*WHAT YOU WILL DO:* Output the data unchanged and complete, minus the images.

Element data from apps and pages
--------------------------------------------------

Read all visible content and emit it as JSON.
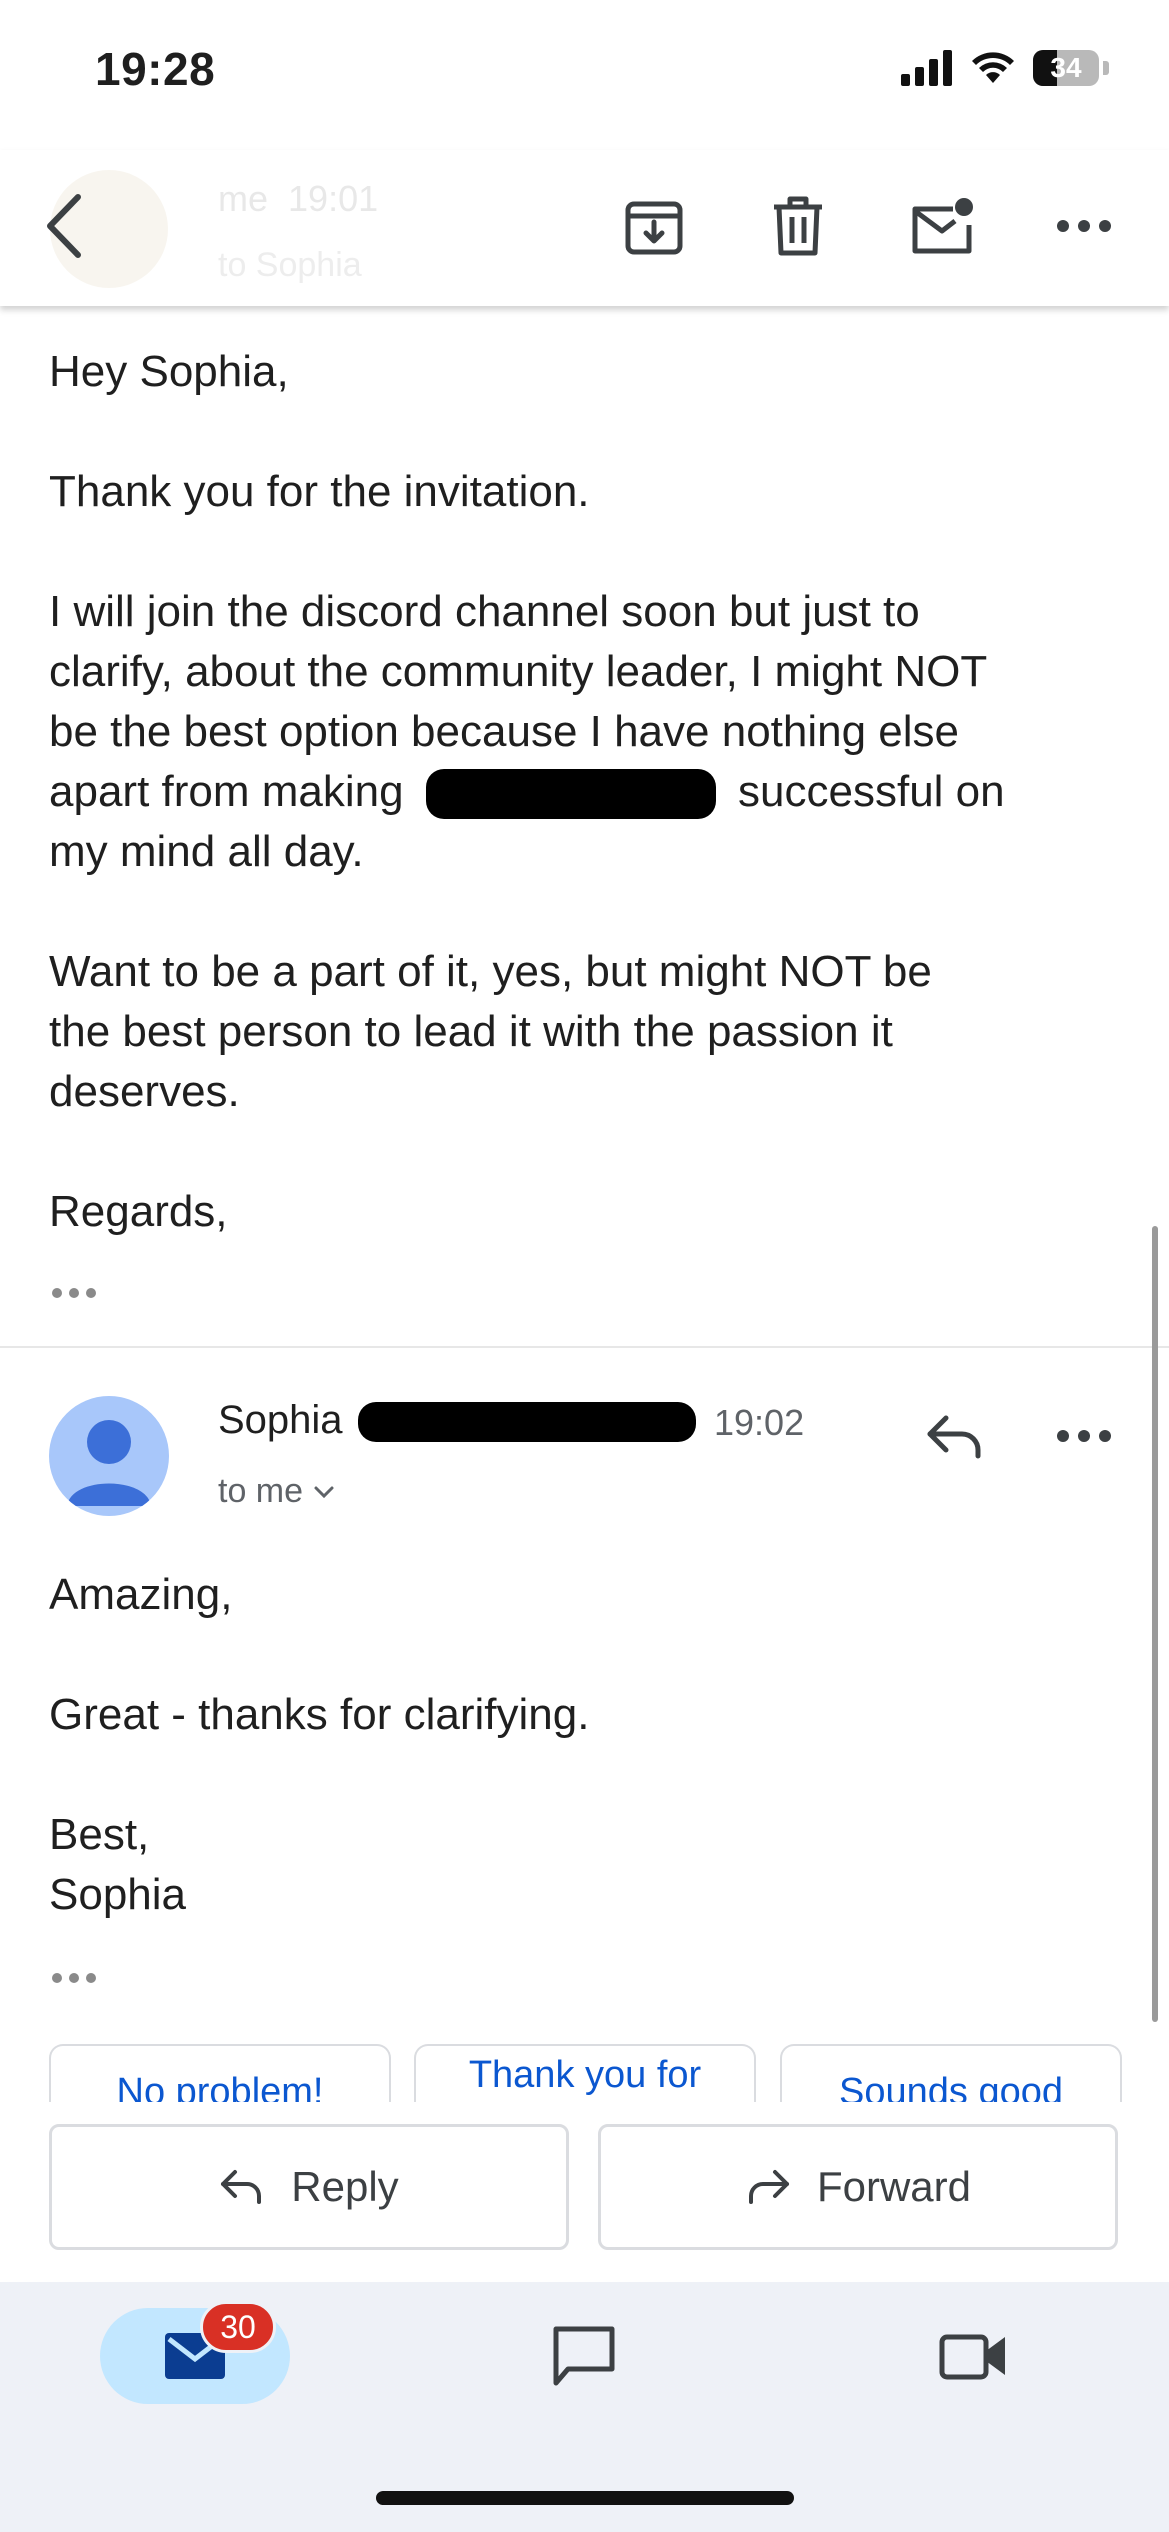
{
  "status_bar": {
    "time": "19:28",
    "battery": "34",
    "battery_level": 0.34
  },
  "toolbar": {
    "ghost_sender": "me",
    "ghost_time": "19:01",
    "ghost_recipient": "to Sophia",
    "icons": [
      "back-arrow-icon",
      "archive-icon",
      "trash-icon",
      "mark-unread-icon",
      "more-vert-icon"
    ]
  },
  "message1": {
    "greeting": "Hey Sophia,",
    "para1": "Thank you for the invitation.",
    "para2_line1": "I will join the discord channel soon but just to",
    "para2_line2": "clarify, about the community leader, I might NOT",
    "para2_line3": "be the best option because I have nothing else",
    "para2_line4_start": "apart from making",
    "para2_line4_end": "successful on",
    "para2_line5": "my mind all day.",
    "para3_line1": "Want to be a part of it, yes, but might NOT be",
    "para3_line2": "the best person to lead it with the passion it",
    "para3_line3": "deserves.",
    "signoff": "Regards,"
  },
  "message2": {
    "sender": "Sophia",
    "time": "19:02",
    "recipient": "to me",
    "greeting": "Amazing,",
    "body": "Great - thanks for clarifying.",
    "signoff": "Best,",
    "signature": "Sophia"
  },
  "smart_replies": [
    "No problem!",
    "Thank you for",
    "Sounds good"
  ],
  "actions": {
    "reply_label": "Reply",
    "forward_label": "Forward"
  },
  "bottom_nav": {
    "mail_badge": "30"
  },
  "colors": {
    "accent_blue": "#0b57d0",
    "badge_red": "#d93025",
    "pill_blue": "#c2e7ff",
    "avatar_blue": "#a8c7fa"
  }
}
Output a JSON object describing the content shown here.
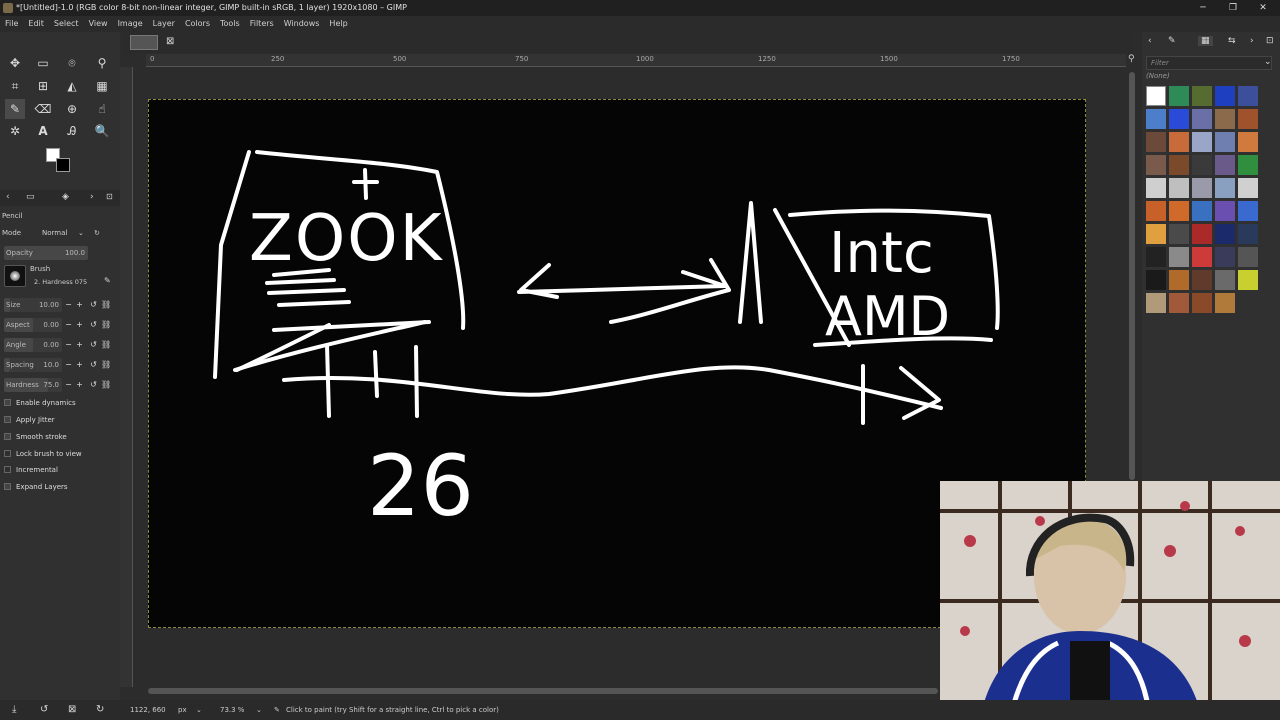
{
  "window": {
    "title": "*[Untitled]-1.0 (RGB color 8-bit non-linear integer, GIMP built-in sRGB, 1 layer) 1920x1080 – GIMP",
    "minimize": "─",
    "maximize": "❐",
    "close": "✕"
  },
  "menu": [
    "File",
    "Edit",
    "Select",
    "View",
    "Image",
    "Layer",
    "Colors",
    "Tools",
    "Filters",
    "Windows",
    "Help"
  ],
  "tool_options": {
    "tool_name": "Pencil",
    "mode_label": "Mode",
    "mode_value": "Normal",
    "opacity_label": "Opacity",
    "opacity_value": "100.0",
    "brush_label": "Brush",
    "brush_value": "2. Hardness 075",
    "size_label": "Size",
    "size_value": "10.00",
    "aspect_label": "Aspect",
    "aspect_value": "0.00",
    "angle_label": "Angle",
    "angle_value": "0.00",
    "spacing_label": "Spacing",
    "spacing_value": "10.0",
    "hardness_label": "Hardness",
    "hardness_value": "75.0",
    "checks": [
      {
        "label": "Enable dynamics",
        "checked": true
      },
      {
        "label": "Apply Jitter",
        "checked": true
      },
      {
        "label": "Smooth stroke",
        "checked": true
      },
      {
        "label": "Lock brush to view",
        "checked": false
      },
      {
        "label": "Incremental",
        "checked": false
      },
      {
        "label": "Expand Layers",
        "checked": true
      }
    ]
  },
  "ruler": {
    "h_labels": [
      "0",
      "250",
      "500",
      "750",
      "1000",
      "1250",
      "1500",
      "1750"
    ]
  },
  "patterns_panel": {
    "filter_placeholder": "Filter",
    "tag_value": "(None)"
  },
  "status": {
    "coords": "1122, 660",
    "unit": "px",
    "zoom": "73.3 %",
    "message": "Click to paint (try Shift for a straight line, Ctrl to pick a color)"
  },
  "colors": {
    "canvas_bg": "#050505",
    "stroke": "#ffffff",
    "ui_bg": "#303030",
    "webcam_jacket": "#1b2f8f"
  },
  "drawing_text": {
    "box1": "ZOOK",
    "box2_line1": "Intc",
    "box2_line2": "AMD",
    "number": "26"
  }
}
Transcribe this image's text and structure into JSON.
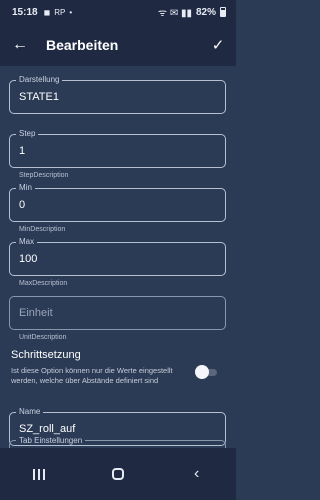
{
  "status_bar": {
    "time": "15:18",
    "left_icons": [
      "◼",
      "RP",
      "•"
    ],
    "right_icons": "ᯤ ✉ ▮▮",
    "battery": "82%"
  },
  "app_bar": {
    "back_icon": "←",
    "title": "Bearbeiten",
    "confirm_icon": "✓"
  },
  "form": {
    "darstellung": {
      "label": "Darstellung",
      "value": "STATE1"
    },
    "step": {
      "label": "Step",
      "value": "1",
      "helper": "StepDescription"
    },
    "min": {
      "label": "Min",
      "value": "0",
      "helper": "MinDescription"
    },
    "max": {
      "label": "Max",
      "value": "100",
      "helper": "MaxDescription"
    },
    "einheit": {
      "placeholder": "Einheit",
      "helper": "UnitDescription"
    },
    "schrittsetzung": {
      "title": "Schrittsetzung",
      "description": "Ist diese Option können nur die Werte eingestellt werden, welche über Abstände definiert sind",
      "enabled": false
    },
    "name": {
      "label": "Name",
      "value": "SZ_roll_auf"
    },
    "tab": {
      "label": "Tab Einstellungen"
    }
  },
  "nav_bar": {
    "recent": "|||",
    "home": "○",
    "back": "‹"
  },
  "colors": {
    "background": "#2b3a55",
    "bar": "#1f2a42",
    "border": "#8a96ad"
  }
}
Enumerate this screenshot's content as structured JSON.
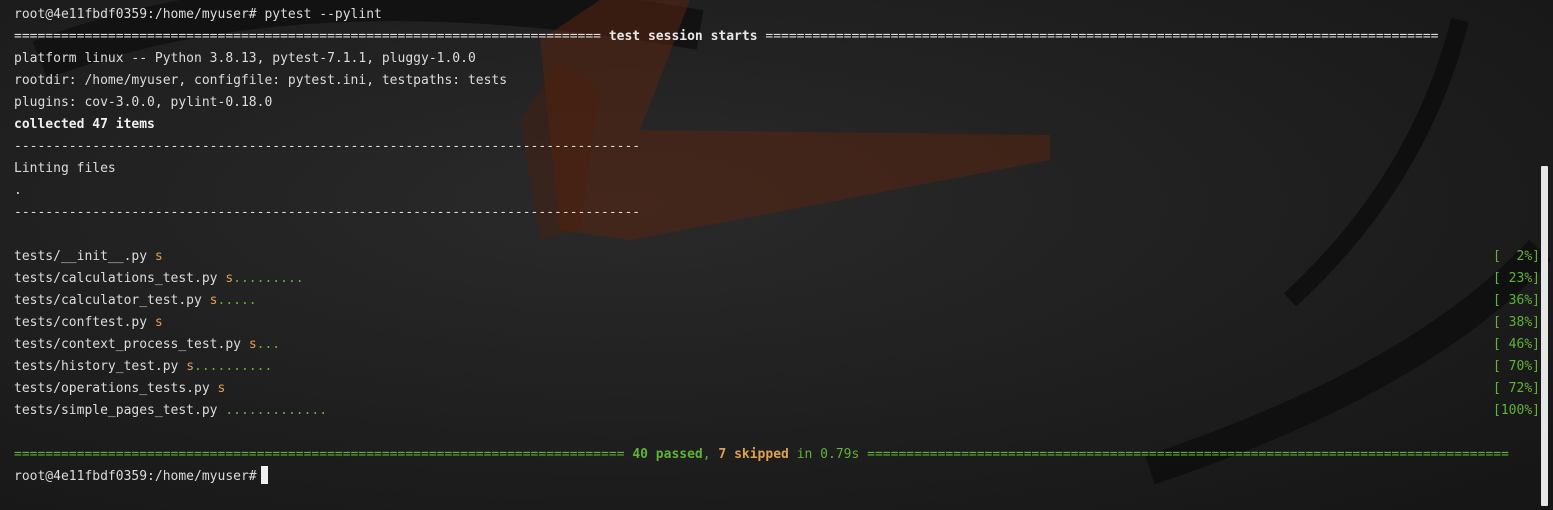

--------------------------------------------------

*REPLY TO THE TASK:*
Read all visible content and emit it as JSON.
{
  "status_bar": {
    "time": "19:28",
    "battery": "34",
    "battery_level": 0.34
  },
  "toolbar": {
    "ghost_sender": "me",
    "ghost_time": "19:01",
    "ghost_recipient": "to Sophia",
    "icons": [
      "back-arrow-icon",
      "archive-icon",
      "trash-icon",
      "mark-unread-icon",
      "more-vert-icon"
    ]
  },
  "message1": {
    "greeting": "Hey Sophia,",
    "para1": "Thank you for the invitation.",
    "para2_line1": "I will join the discord channel soon but just to",
    "para2_line2": "clarify, about the community leader, I might NOT",
    "para2_line3": "be the best option because I have nothing else",
    "para2_line4_start": "apart from making",
    "para2_line4_end": "successful on",
    "para2_line5": "my mind all day.",
    "para3_line1": "Want to be a part of it, yes, but might NOT be",
    "para3_line2": "the best person to lead it with the passion it",
    "para3_line3": "deserves.",
    "signoff": "Regards,"
  },
  "message2": {
    "sender": "Sophia",
    "time": "19:02",
    "recipient": "to me",
    "greeting": "Amazing,",
    "body": "Great - thanks for clarifying.",
    "signoff": "Best,",
    "signature": "Sophia"
  },
  "smart_replies": [
    "No problem!",
    "Thank you for",
    "Sounds good"
  ],
  "actions": {
    "reply_label": "Reply",
    "forward_label": "Forward"
  },
  "bottom_nav": {
    "mail_badge": "30"
  },
  "colors": {
    "accent_blue": "#0b57d0",
    "badge_red": "#d93025",
    "pill_blue": "#c2e7ff",
    "avatar_blue": "#a8c7fa"
  }
}
Output a JSON object describing the content shown here.
{
  "window": {
    "title": "*[Untitled]-1.0 (RGB color 8-bit non-linear integer, GIMP built-in sRGB, 1 layer) 1920x1080 – GIMP",
    "minimize": "─",
    "maximize": "❐",
    "close": "✕"
  },
  "menu": [
    "File",
    "Edit",
    "Select",
    "View",
    "Image",
    "Layer",
    "Colors",
    "Tools",
    "Filters",
    "Windows",
    "Help"
  ],
  "tool_options": {
    "tool_name": "Pencil",
    "mode_label": "Mode",
    "mode_value": "Normal",
    "opacity_label": "Opacity",
    "opacity_value": "100.0",
    "brush_label": "Brush",
    "brush_value": "2. Hardness 075",
    "size_label": "Size",
    "size_value": "10.00",
    "aspect_label": "Aspect",
    "aspect_value": "0.00",
    "angle_label": "Angle",
    "angle_value": "0.00",
    "spacing_label": "Spacing",
    "spacing_value": "10.0",
    "hardness_label": "Hardness",
    "hardness_value": "75.0",
    "checks": [
      {
        "label": "Enable dynamics",
        "checked": true
      },
      {
        "label": "Apply Jitter",
        "checked": true
      },
      {
        "label": "Smooth stroke",
        "checked": true
      },
      {
        "label": "Lock brush to view",
        "checked": false
      },
      {
        "label": "Incremental",
        "checked": false
      },
      {
        "label": "Expand Layers",
        "checked": true
      }
    ]
  },
  "ruler": {
    "h_labels": [
      "0",
      "250",
      "500",
      "750",
      "1000",
      "1250",
      "1500",
      "1750"
    ]
  },
  "patterns_panel": {
    "filter_placeholder": "Filter",
    "tag_value": "(None)"
  },
  "status": {
    "coords": "1122, 660",
    "unit": "px",
    "zoom": "73.3 %",
    "message": "Click to paint (try Shift for a straight line, Ctrl to pick a color)"
  },
  "colors": {
    "canvas_bg": "#050505",
    "stroke": "#ffffff",
    "ui_bg": "#303030",
    "webcam_jacket": "#1b2f8f"
  },
  "drawing_text": {
    "box1": "ZOOK",
    "box2_line1": "Intc",
    "box2_line2": "AMD",
    "number": "26"
  }
}
Transcribe this image's text and structure into JSON.
{
  "status_bar": {
    "time": "15:18",
    "left_icons": [
      "◼",
      "RP",
      "•"
    ],
    "right_icons": "ᯤ ✉ ▮▮",
    "battery": "82%"
  },
  "app_bar": {
    "back_icon": "←",
    "title": "Bearbeiten",
    "confirm_icon": "✓"
  },
  "form": {
    "darstellung": {
      "label": "Darstellung",
      "value": "STATE1"
    },
    "step": {
      "label": "Step",
      "value": "1",
      "helper": "StepDescription"
    },
    "min": {
      "label": "Min",
      "value": "0",
      "helper": "MinDescription"
    },
    "max": {
      "label": "Max",
      "value": "100",
      "helper": "MaxDescription"
    },
    "einheit": {
      "placeholder": "Einheit",
      "helper": "UnitDescription"
    },
    "schrittsetzung": {
      "title": "Schrittsetzung",
      "description": "Ist diese Option können nur die Werte eingestellt werden, welche über Abstände definiert sind",
      "enabled": false
    },
    "name": {
      "label": "Name",
      "value": "SZ_roll_auf"
    },
    "tab": {
      "label": "Tab Einstellungen"
    }
  },
  "nav_bar": {
    "recent": "|||",
    "home": "○",
    "back": "‹"
  },
  "colors": {
    "background": "#2b3a55",
    "bar": "#1f2a42",
    "border": "#8a96ad"
  }
}
Enumerate this screenshot's content as structured JSON.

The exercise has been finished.